• Exercise goal:
For the word "value", find each line in the entries where it occurs and copy that line.
|---|
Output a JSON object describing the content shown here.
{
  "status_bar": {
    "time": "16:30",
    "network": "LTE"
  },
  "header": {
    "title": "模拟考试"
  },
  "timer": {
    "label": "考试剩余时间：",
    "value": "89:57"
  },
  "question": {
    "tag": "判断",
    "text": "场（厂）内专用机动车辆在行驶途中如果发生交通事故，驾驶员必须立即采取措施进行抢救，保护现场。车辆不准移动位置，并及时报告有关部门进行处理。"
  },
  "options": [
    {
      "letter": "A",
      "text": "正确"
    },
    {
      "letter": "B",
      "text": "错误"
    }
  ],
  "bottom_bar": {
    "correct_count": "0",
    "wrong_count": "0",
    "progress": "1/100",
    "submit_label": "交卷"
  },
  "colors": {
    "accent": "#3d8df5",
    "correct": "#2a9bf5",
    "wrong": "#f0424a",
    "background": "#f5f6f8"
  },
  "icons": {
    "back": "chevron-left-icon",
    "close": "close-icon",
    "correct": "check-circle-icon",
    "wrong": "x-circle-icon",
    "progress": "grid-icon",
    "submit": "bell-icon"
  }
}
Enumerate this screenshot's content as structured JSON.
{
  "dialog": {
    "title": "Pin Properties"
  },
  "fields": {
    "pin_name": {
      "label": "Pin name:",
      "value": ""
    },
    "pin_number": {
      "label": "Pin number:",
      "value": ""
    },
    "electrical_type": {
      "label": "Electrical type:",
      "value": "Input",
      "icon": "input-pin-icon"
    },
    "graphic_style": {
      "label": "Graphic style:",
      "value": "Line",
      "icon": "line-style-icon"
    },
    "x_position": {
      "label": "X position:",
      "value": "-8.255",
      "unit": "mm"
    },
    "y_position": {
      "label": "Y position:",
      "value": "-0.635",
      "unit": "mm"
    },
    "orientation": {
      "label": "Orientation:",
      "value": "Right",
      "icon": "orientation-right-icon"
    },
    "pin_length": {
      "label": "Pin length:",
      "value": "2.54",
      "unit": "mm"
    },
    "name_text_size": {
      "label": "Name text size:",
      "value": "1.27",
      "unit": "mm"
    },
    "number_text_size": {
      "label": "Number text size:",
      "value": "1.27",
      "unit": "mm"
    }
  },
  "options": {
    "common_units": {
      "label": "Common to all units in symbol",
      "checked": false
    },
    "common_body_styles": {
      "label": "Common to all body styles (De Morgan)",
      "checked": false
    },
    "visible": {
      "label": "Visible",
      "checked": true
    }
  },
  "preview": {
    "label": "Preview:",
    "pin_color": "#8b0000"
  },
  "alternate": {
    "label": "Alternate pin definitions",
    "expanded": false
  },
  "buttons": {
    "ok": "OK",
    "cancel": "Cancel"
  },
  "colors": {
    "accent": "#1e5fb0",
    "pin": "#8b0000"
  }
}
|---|
• Exercise response:
    "value": "89:57"
      "value": ""
      "value": ""
      "value": "Input",
      "value": "Line",
      "value": "-8.255",
      "value": "-0.635",
      "value": "Right",
      "value": "2.54",
      "value": "1.27",
      "value": "1.27",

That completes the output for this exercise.